YS reached out to several artists from the WePlusYou Miami event to see what their experiences were like. Most artists we spoke to wished to remain anonymous and claimed it was closer to a failed event than an outright scam. This may partially be due to the event’s location, at the Dirty Rabbit, which did in fact generate some foot traffic.
WePlusYou provided YS with an email statement in which they refute the allegations. They state in part that “We acknowledge that the turnout for the event was lower than anticipated. As a gesture of goodwill, we offered all participating artists an alternative date free of charge, along with the exemption of any vending fees. Our aim has always been to support artists and create opportunities for them to sell their artwork.”
Multiple artists who reached out to the event organizer report being blocked on Instagram when refunds were discussed. On some occasions refunds or spots in upcoming shows were offered, but then all communication was ceased and blocked. No refunds from ArtFusionDenver have materialized per people YS spoke with.
As of publishing, ArtFusionDenver is still using images of the artists as promotional material for their social media campaigns. The very same reason some Denver area artists felt they were able to trust ArtFusionDenver — images of local artists at shows — is still being used to lure in other unsuspecting people. Lyles stated that “ I obviously did not give them permission,” despite her image being used.
There is a line between a scam and a failed event. Other art shows do not block artists online or stop responding to texts or emails asking for answers. Failed events happen. Following an unsuccessful art show, a legitimate company would offer and follow up on apologies, refunds as necessary, or maintain communication at a bare minimum.
Any artists wishing to avoid losing money in these types of scams may want to look into insurance offered by credit card companies. At least one artist YS spoke with was able to reverse the charge after speaking with her customer service representative. VenMo and debit card users have less options to recover money in the event of a scam.
Specific promises made about the ArtFusion event simply never materialized. These include
- Immersive event with sculptures and installations
- DJ secured for the event when he was actually hired night before
- 200 – 500 people in attendance when almost no one showed up
- Advertising when almost nothing was done outside Instagram
- Promised refund information but blocked participating artists
- Organizers claimed the event was non-profit – but no evidence of donations are present
Additional evidence points to a general lack of planning and organization on ArtFusionDenver’s part.
- No one from ArtFusionDenver or WePlusYou attended the event
- Last minute delay shifting the start time

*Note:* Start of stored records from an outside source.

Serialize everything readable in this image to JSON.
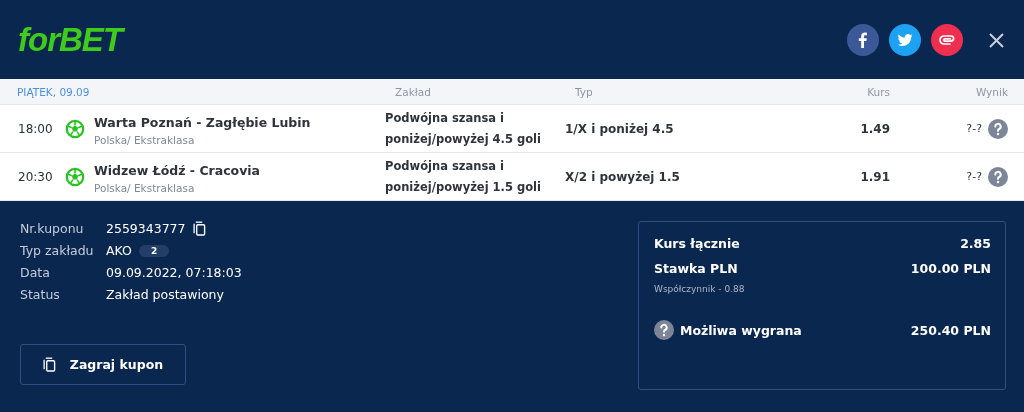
{
  "logo": "forBET",
  "share": [
    {
      "kind": "facebook"
    },
    {
      "kind": "twitter"
    },
    {
      "kind": "link"
    }
  ],
  "table": {
    "date": "PIĄTEK, 09.09",
    "columns": [
      "Zakład",
      "Typ",
      "Kurs",
      "Wynik"
    ],
    "rows": [
      {
        "time": "18:00",
        "match": "Warta Poznań - Zagłębie Lubin",
        "league": "Polska/ Ekstraklasa",
        "bet": "Podwójna szansa i poniżej/powyżej 4.5 goli",
        "type": "1/X i poniżej 4.5",
        "odds": "1.49",
        "result": "?-?"
      },
      {
        "time": "20:30",
        "match": "Widzew Łódź - Cracovia",
        "league": "Polska/ Ekstraklasa",
        "bet": "Podwójna szansa i poniżej/powyżej 1.5 goli",
        "type": "X/2 i powyżej 1.5",
        "odds": "1.91",
        "result": "?-?"
      }
    ]
  },
  "details": [
    {
      "label": "Nr.kuponu",
      "value": "2559343777",
      "kind": "copy"
    },
    {
      "label": "Typ zakładu",
      "value": "AKO",
      "badge": "2",
      "kind": "badge"
    },
    {
      "label": "Data",
      "value": "09.09.2022, 07:18:03",
      "kind": "plain"
    },
    {
      "label": "Status",
      "value": "Zakład postawiony",
      "kind": "plain"
    }
  ],
  "replay_button": "Zagraj kupon",
  "summary": {
    "total_odds_label": "Kurs łącznie",
    "total_odds": "2.85",
    "stake_label": "Stawka PLN",
    "stake": "100.00 PLN",
    "coefficient": "Współczynnik - 0.88",
    "win_label": "Możliwa wygrana",
    "win": "250.40 PLN"
  }
}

- No staff familiar with the event
- No check in for vendors
- No food trucks or vendors just vending machine snacks
Tips for avoiding scams, how to help
Unfortunately local arts communities across the nation are dealing with scams of all sorts, many originating from messages on Instagram promising up-and-comers a chance to showcase their work. Social media is a main way to gain clients, demonstrate success, and make connections in today’s world. It is more important than ever to be diligent and spot red flags and maintain a healthy skepticism.

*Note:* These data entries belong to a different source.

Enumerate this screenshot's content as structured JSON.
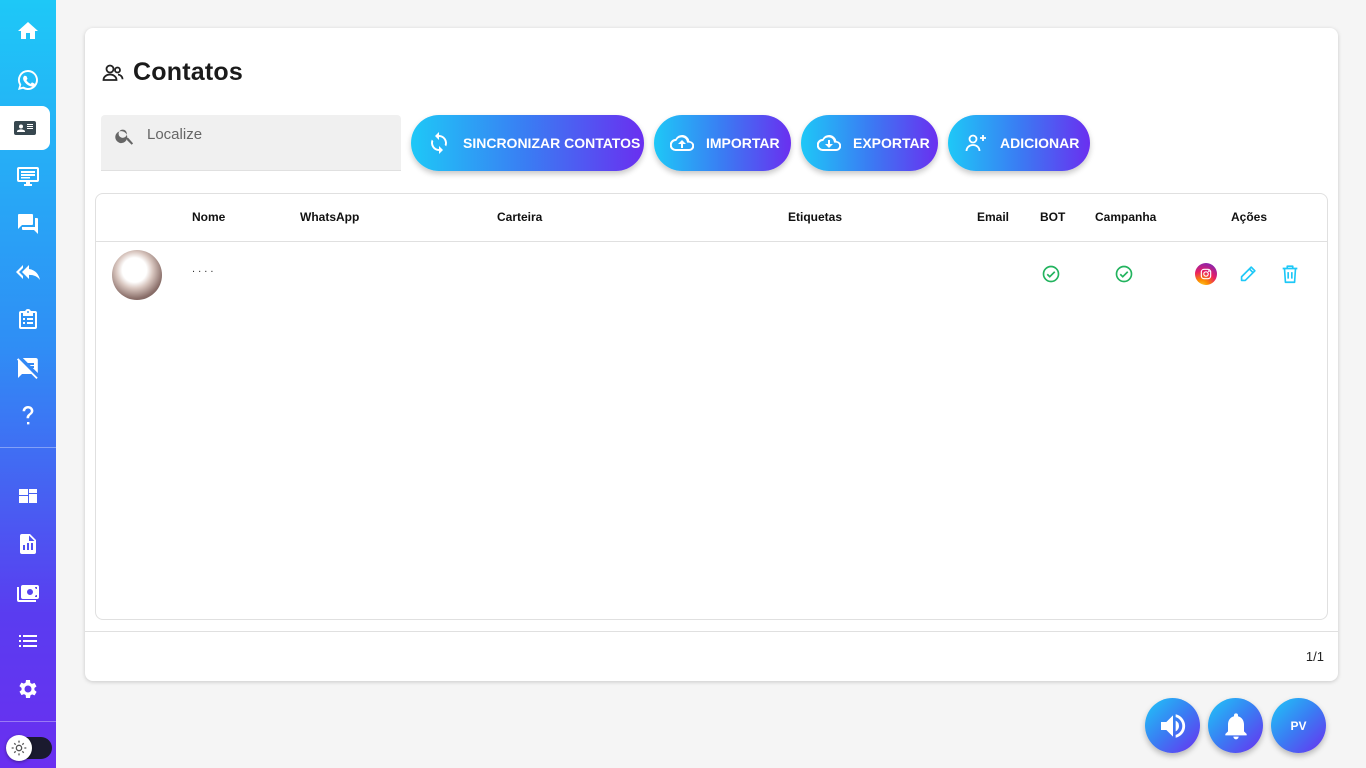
{
  "sidebar": {
    "items": [
      {
        "icon": "home-icon"
      },
      {
        "icon": "whatsapp-icon"
      },
      {
        "icon": "contact-card-icon",
        "active": true
      },
      {
        "icon": "monitor-icon"
      },
      {
        "icon": "chat-icon"
      },
      {
        "icon": "reply-all-icon"
      },
      {
        "icon": "clipboard-icon"
      },
      {
        "icon": "message-off-icon"
      },
      {
        "icon": "help-icon"
      },
      {
        "icon": "dashboard-icon"
      },
      {
        "icon": "report-icon"
      },
      {
        "icon": "money-icon"
      },
      {
        "icon": "list-icon"
      },
      {
        "icon": "settings-icon"
      }
    ],
    "theme_toggle_icon": "sun-icon"
  },
  "page": {
    "title": "Contatos",
    "search": {
      "placeholder": "Localize",
      "value": ""
    },
    "buttons": {
      "sync": "SINCRONIZAR CONTATOS",
      "import": "IMPORTAR",
      "export": "EXPORTAR",
      "add": "ADICIONAR"
    }
  },
  "table": {
    "headers": {
      "name": "Nome",
      "whatsapp": "WhatsApp",
      "wallet": "Carteira",
      "tags": "Etiquetas",
      "email": "Email",
      "bot": "BOT",
      "campaign": "Campanha",
      "actions": "Ações"
    },
    "rows": [
      {
        "name": ". . .          .",
        "whatsapp": "",
        "wallet": "",
        "tags": "",
        "email": "",
        "bot": true,
        "campaign": true
      }
    ]
  },
  "pagination": {
    "text": "1/1"
  },
  "floating": {
    "pv_label": "PV"
  },
  "colors": {
    "accent_start": "#1ec8f7",
    "accent_end": "#6a2ff0",
    "ok_green": "#22b35e",
    "action_cyan": "#1ec8f7"
  }
}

- Talk to artists that were in previous events
- Get full contact info and name
- Pay with a credit card that has fraud insurance

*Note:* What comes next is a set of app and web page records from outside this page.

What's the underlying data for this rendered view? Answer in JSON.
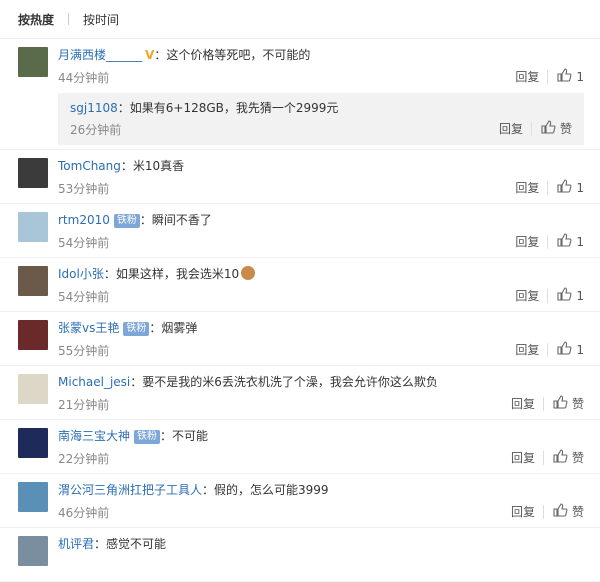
{
  "tabs": {
    "hot": "按热度",
    "time": "按时间"
  },
  "ui": {
    "reply": "回复",
    "like": "赞",
    "fan_badge": "铁粉"
  },
  "comments": [
    {
      "name": "月满西楼______",
      "badge": "V",
      "text": "这个价格等死吧，不可能的",
      "time": "44分钟前",
      "likes": "1",
      "reply": {
        "name": "sgj1108",
        "text": "如果有6+128GB，我先猜一个2999元",
        "time": "26分钟前"
      }
    },
    {
      "name": "TomChang",
      "text": "米10真香",
      "time": "53分钟前",
      "likes": "1"
    },
    {
      "name": "rtm2010",
      "badge": "铁粉",
      "text": "瞬间不香了",
      "time": "54分钟前",
      "likes": "1"
    },
    {
      "name": "Idol小张",
      "text": "如果这样，我会选米10",
      "time": "54分钟前",
      "likes": "1"
    },
    {
      "name": "张蒙vs王艳",
      "badge": "铁粉",
      "text": "烟雾弹",
      "time": "55分钟前",
      "likes": "1"
    },
    {
      "name": "Michael_jesi",
      "text": "要不是我的米6丢洗衣机洗了个澡，我会允许你这么欺负",
      "time": "21分钟前",
      "likes": ""
    },
    {
      "name": "南海三宝大神",
      "badge": "铁粉",
      "text": "不可能",
      "time": "22分钟前",
      "likes": ""
    },
    {
      "name": "渭公河三角洲扛把子工具人",
      "text": "假的，怎么可能3999",
      "time": "46分钟前",
      "likes": ""
    },
    {
      "name": "机评君",
      "text": "感觉不可能",
      "time": "",
      "likes": ""
    }
  ],
  "colors": {
    "name": "#2b6eb3",
    "badge": "#7ea6d6",
    "vip": "#f5a623"
  }
}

- Check with City that event has a permit
- Search the venue address and look at Street View
- Check out this Instagram Post with great tips
As of now, there is buzz of an event being held again in Denver in August. The same group is also hosting a Las Vegas event in the coming months according to screenshots of communication between artists and WePlusYou. This was confirmed via Instagram messages between an anonymous Colorado artists and the ArtFusionDenver instagram account. This also shows the ArtFusion Instagram account is still active and recruiting for future events, but not engaging with artists dissatisfied with previous events.
You can donate to the fundraiser here if you wish to help the artist that have lost out on money
If you have been affected by this or an event of a similar nature please reach out to firstname.lastname@example.org